■ **PROBLEM STATEMENT**
Could you find every line in the records below that contains the word "delete" and copy it?

□ □ □ □ □ □ □

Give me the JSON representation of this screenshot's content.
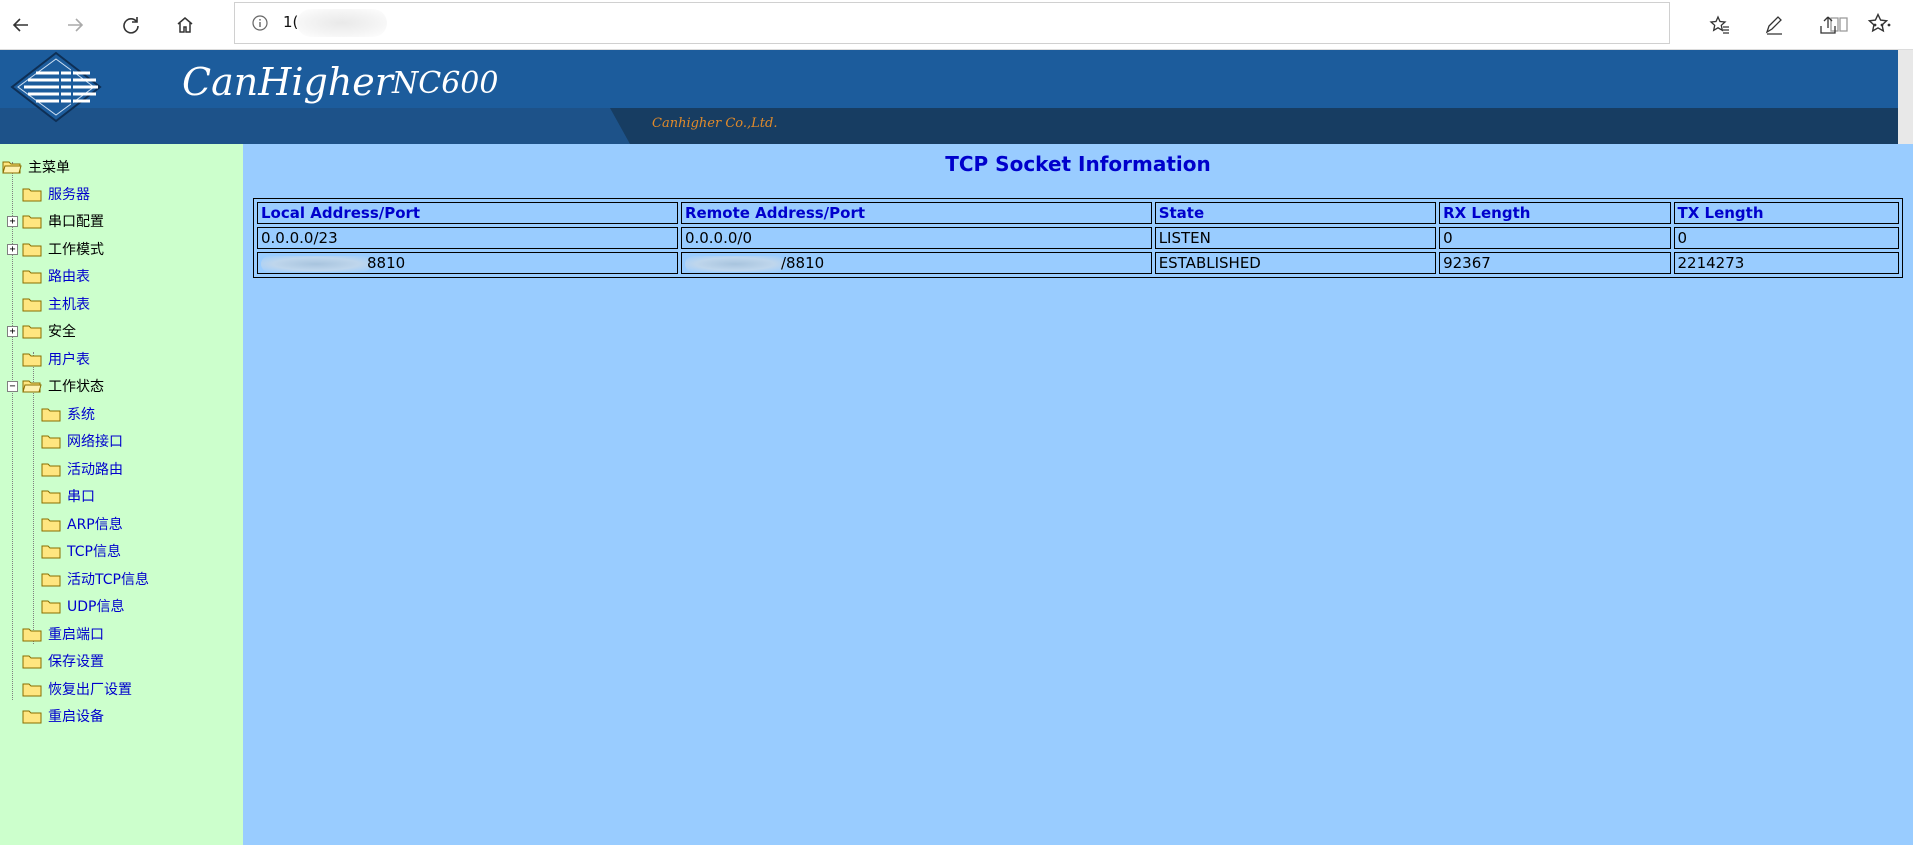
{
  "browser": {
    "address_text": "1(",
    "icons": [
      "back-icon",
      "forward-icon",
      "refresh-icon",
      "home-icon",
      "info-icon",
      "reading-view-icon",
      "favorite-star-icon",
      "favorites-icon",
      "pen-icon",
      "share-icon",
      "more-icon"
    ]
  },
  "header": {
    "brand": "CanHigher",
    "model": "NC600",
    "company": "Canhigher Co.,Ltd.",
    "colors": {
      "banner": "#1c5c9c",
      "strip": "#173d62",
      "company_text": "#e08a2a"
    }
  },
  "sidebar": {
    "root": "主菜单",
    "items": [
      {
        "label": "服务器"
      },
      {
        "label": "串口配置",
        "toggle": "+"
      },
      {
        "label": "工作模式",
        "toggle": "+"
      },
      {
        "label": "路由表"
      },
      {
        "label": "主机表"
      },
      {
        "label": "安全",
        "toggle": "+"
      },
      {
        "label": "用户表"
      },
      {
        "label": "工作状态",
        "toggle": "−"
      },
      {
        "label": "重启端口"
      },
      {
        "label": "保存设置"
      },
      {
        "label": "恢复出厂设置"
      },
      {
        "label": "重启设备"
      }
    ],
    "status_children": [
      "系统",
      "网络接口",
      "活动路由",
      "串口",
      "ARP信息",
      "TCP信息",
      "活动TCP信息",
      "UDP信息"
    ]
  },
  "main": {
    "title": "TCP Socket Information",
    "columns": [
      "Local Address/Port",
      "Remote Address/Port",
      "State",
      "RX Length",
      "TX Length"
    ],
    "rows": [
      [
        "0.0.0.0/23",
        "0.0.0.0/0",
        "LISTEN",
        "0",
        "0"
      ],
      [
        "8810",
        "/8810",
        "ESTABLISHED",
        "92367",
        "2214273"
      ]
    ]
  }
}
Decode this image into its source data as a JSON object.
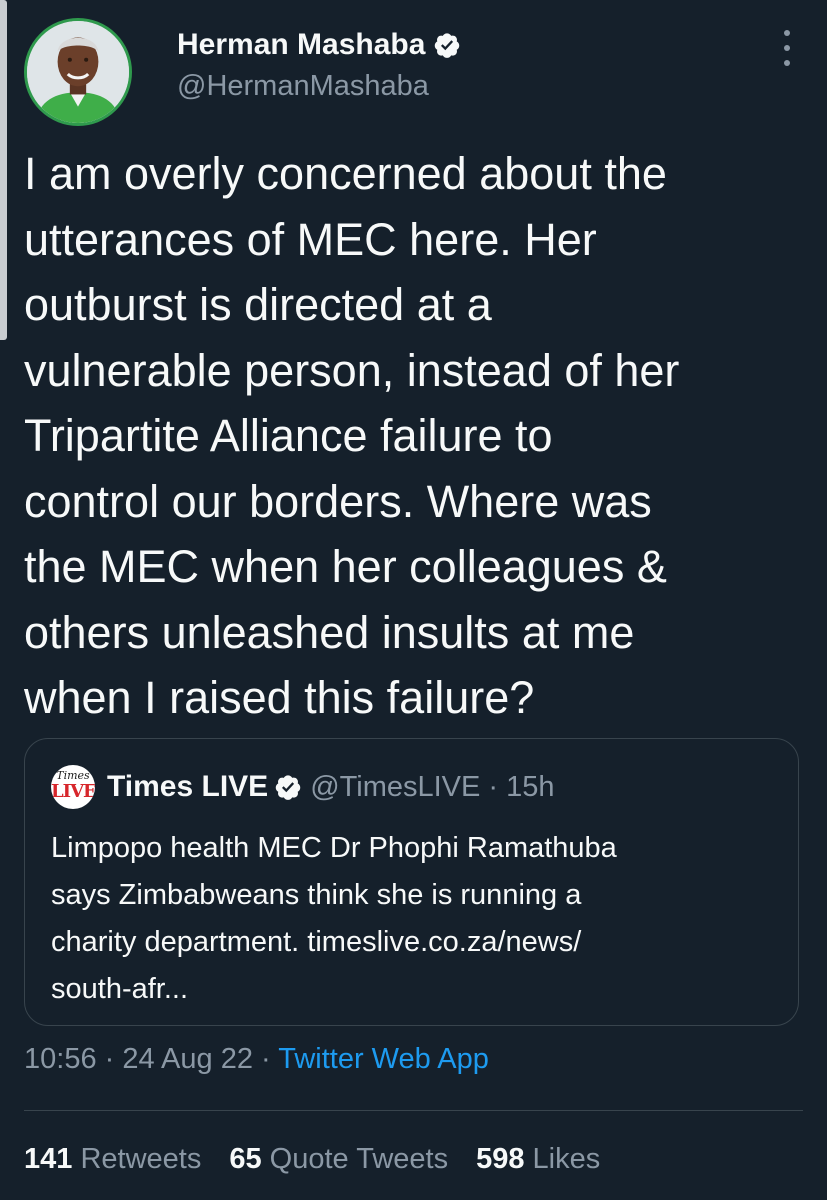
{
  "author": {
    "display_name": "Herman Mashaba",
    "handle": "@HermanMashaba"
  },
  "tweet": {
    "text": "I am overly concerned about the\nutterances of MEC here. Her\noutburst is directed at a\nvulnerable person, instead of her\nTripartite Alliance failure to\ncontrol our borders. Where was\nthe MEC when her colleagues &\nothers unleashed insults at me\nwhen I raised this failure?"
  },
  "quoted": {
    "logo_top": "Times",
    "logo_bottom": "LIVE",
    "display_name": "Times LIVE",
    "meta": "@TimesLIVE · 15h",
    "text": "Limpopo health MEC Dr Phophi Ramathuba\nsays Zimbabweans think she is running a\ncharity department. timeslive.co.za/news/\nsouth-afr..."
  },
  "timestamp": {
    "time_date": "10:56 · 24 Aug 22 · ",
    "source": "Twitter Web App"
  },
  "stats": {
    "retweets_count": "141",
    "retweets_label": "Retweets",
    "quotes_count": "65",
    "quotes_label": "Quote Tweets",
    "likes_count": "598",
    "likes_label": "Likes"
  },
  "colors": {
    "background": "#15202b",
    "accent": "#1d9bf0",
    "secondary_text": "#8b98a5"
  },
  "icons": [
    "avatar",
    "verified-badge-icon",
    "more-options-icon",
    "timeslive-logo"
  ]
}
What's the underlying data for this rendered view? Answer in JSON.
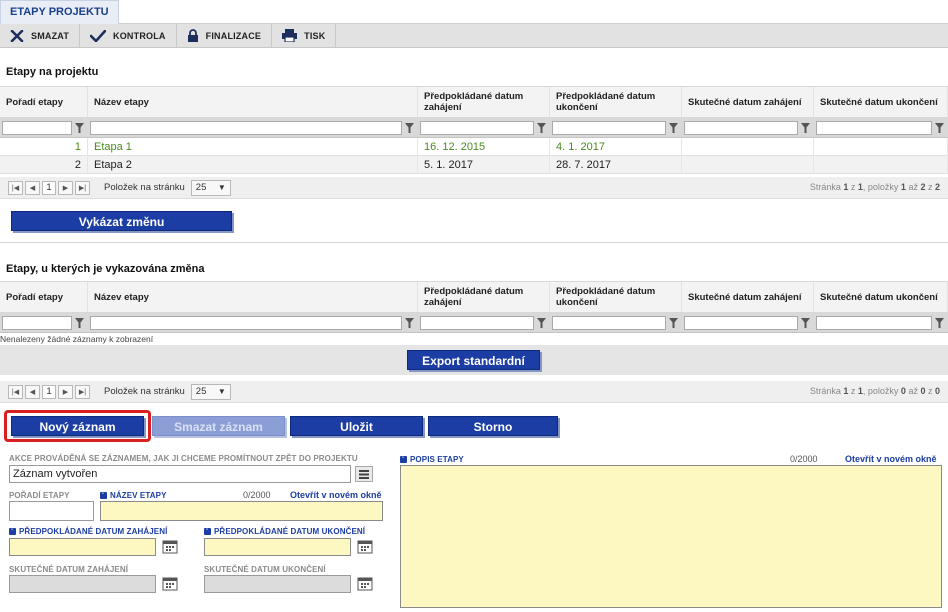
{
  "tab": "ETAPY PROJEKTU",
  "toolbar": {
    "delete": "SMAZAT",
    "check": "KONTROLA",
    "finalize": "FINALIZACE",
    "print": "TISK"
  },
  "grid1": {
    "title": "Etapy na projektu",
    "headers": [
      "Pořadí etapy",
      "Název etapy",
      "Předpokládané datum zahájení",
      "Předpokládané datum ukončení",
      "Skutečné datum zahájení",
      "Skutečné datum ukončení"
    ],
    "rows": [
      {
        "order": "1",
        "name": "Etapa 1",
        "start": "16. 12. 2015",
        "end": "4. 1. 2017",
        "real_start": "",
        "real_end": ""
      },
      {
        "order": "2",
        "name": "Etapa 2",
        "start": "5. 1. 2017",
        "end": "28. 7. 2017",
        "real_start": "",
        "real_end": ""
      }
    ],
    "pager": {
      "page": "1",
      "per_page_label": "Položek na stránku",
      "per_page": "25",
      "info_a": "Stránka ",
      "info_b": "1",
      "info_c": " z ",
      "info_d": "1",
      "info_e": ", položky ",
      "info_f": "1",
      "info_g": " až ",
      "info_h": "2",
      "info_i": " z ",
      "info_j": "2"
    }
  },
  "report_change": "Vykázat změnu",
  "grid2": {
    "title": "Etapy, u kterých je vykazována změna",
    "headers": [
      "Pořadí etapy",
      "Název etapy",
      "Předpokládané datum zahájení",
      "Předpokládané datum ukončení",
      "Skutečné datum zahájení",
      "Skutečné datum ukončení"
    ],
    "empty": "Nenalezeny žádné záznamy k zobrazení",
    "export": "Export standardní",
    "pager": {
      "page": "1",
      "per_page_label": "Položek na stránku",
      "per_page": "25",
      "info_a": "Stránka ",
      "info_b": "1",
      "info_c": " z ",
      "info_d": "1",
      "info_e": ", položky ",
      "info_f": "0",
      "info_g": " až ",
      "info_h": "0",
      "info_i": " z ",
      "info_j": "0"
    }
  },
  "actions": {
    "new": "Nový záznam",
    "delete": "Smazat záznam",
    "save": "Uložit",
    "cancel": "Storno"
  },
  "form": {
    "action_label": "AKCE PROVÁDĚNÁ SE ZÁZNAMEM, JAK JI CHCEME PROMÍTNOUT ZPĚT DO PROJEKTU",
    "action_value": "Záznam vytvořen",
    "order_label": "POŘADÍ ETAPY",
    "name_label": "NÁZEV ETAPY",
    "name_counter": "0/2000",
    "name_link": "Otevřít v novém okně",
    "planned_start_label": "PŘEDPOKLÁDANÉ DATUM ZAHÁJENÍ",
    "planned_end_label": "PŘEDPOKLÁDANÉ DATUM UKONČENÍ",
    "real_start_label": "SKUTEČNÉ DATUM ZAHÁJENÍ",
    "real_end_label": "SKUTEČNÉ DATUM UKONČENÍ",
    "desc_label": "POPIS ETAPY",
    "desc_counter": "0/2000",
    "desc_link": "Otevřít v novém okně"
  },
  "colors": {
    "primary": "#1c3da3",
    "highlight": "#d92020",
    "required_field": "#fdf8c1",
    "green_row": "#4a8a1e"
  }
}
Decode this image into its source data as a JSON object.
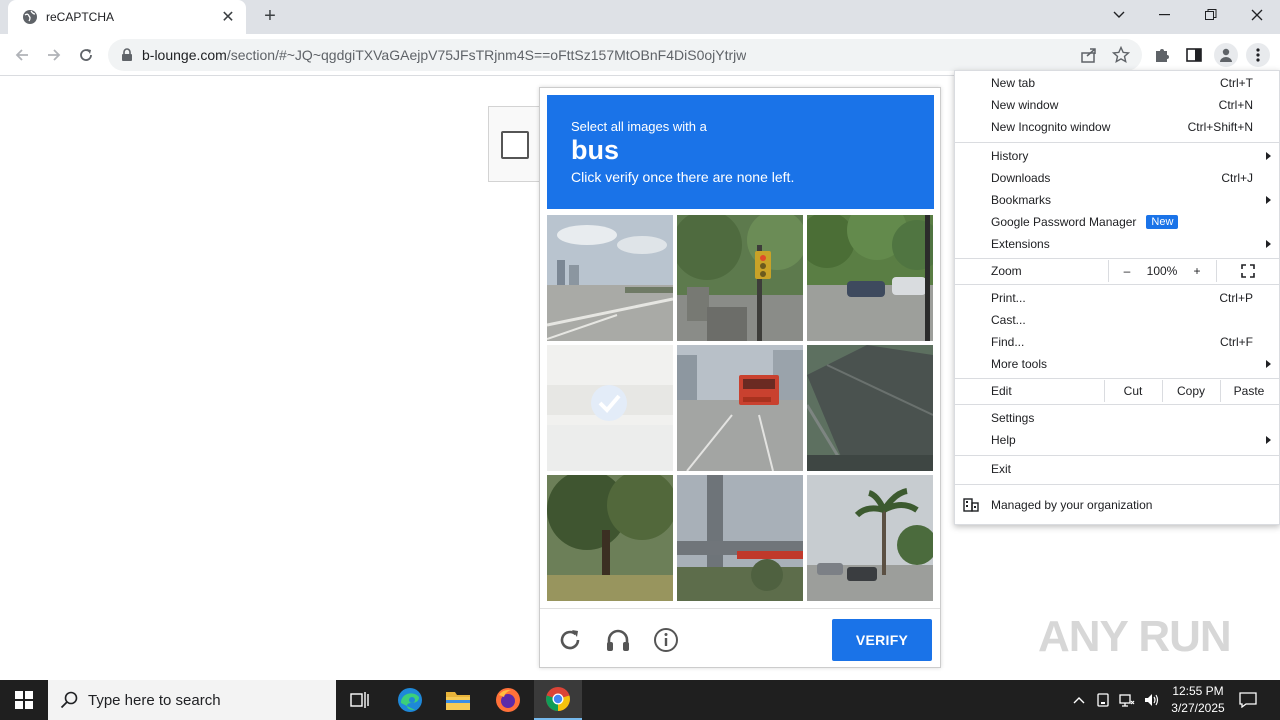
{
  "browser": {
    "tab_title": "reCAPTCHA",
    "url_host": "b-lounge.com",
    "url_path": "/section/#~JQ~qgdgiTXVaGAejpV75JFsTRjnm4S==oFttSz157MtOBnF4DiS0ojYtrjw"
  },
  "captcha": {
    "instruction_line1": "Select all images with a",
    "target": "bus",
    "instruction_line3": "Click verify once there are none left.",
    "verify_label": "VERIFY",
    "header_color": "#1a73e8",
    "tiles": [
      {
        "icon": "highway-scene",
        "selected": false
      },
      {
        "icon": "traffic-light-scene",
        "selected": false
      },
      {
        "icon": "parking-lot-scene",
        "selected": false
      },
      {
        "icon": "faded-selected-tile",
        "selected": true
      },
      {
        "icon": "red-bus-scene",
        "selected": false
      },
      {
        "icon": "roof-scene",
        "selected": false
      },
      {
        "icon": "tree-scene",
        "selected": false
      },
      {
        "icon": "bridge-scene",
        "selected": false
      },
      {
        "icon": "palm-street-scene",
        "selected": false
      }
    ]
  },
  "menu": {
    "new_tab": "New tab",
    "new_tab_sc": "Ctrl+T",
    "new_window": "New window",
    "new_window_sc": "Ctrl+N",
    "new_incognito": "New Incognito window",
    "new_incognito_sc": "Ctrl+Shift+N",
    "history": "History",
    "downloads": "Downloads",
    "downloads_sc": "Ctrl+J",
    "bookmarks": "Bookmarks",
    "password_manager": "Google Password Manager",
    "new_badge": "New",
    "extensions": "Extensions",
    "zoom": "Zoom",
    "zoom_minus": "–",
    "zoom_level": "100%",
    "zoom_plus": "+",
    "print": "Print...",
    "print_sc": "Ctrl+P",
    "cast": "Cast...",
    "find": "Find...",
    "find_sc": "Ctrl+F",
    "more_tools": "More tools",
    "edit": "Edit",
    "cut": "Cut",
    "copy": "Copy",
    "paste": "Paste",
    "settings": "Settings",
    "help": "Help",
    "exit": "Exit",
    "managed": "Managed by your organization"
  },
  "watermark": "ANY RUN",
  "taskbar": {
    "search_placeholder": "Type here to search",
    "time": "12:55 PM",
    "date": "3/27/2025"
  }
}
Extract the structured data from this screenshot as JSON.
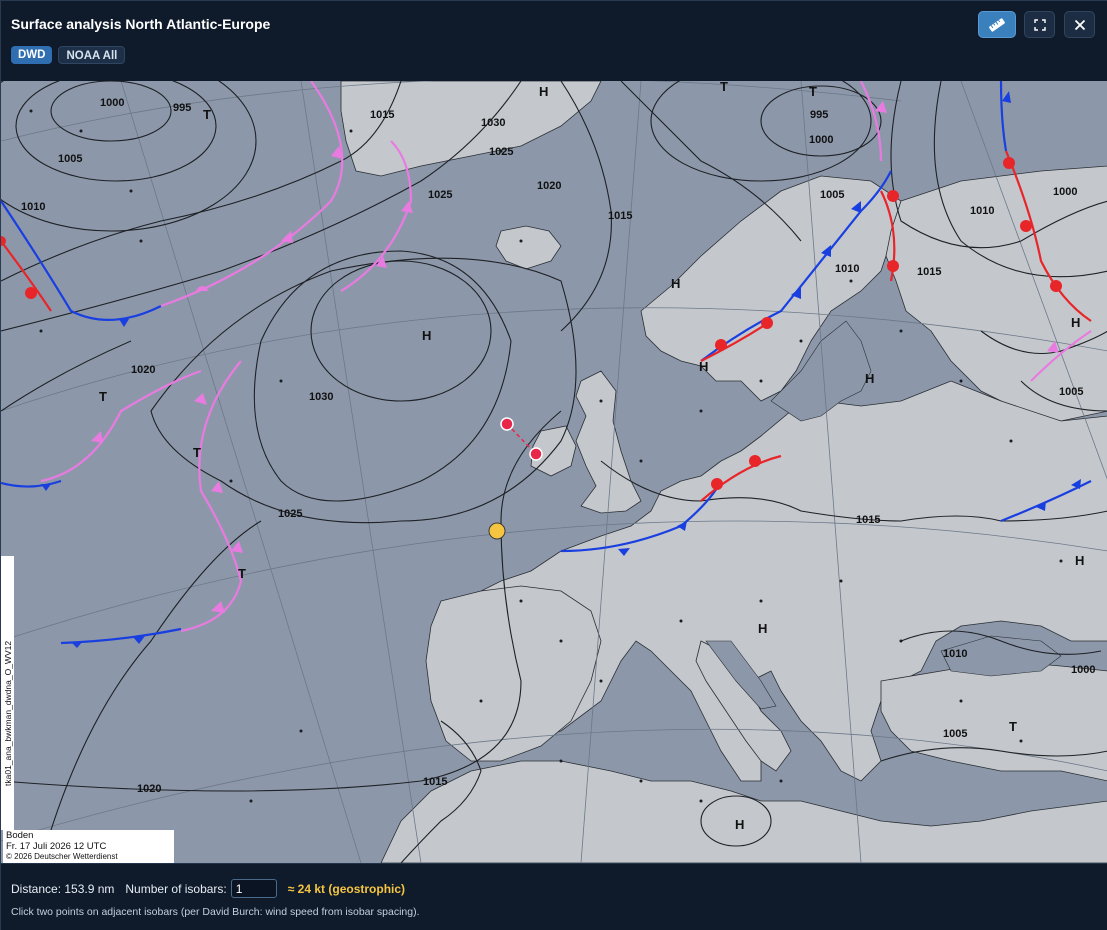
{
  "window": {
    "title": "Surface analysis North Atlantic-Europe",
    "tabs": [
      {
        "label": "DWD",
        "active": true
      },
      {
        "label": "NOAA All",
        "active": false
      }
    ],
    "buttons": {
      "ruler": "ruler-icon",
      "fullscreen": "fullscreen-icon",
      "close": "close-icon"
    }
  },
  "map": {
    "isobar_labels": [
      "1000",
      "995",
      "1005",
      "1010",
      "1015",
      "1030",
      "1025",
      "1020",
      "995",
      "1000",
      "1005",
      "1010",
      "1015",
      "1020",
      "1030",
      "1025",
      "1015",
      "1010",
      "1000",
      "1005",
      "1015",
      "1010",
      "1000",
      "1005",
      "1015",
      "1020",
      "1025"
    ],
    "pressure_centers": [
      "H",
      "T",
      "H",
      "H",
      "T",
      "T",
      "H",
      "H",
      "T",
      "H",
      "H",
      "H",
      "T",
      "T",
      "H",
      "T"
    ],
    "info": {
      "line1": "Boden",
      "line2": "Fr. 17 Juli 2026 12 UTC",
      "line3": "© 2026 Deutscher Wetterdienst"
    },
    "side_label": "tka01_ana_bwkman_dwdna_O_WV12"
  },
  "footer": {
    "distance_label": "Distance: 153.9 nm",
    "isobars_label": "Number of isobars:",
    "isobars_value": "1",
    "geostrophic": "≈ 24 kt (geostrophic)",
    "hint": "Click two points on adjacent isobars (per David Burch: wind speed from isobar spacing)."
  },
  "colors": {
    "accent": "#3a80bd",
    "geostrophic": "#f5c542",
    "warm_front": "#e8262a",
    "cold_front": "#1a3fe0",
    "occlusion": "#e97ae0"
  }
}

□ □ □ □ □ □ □

■ **FINISHED TASK**
    "delete": "SMAZAT",
    "delete": "Smazat záznam",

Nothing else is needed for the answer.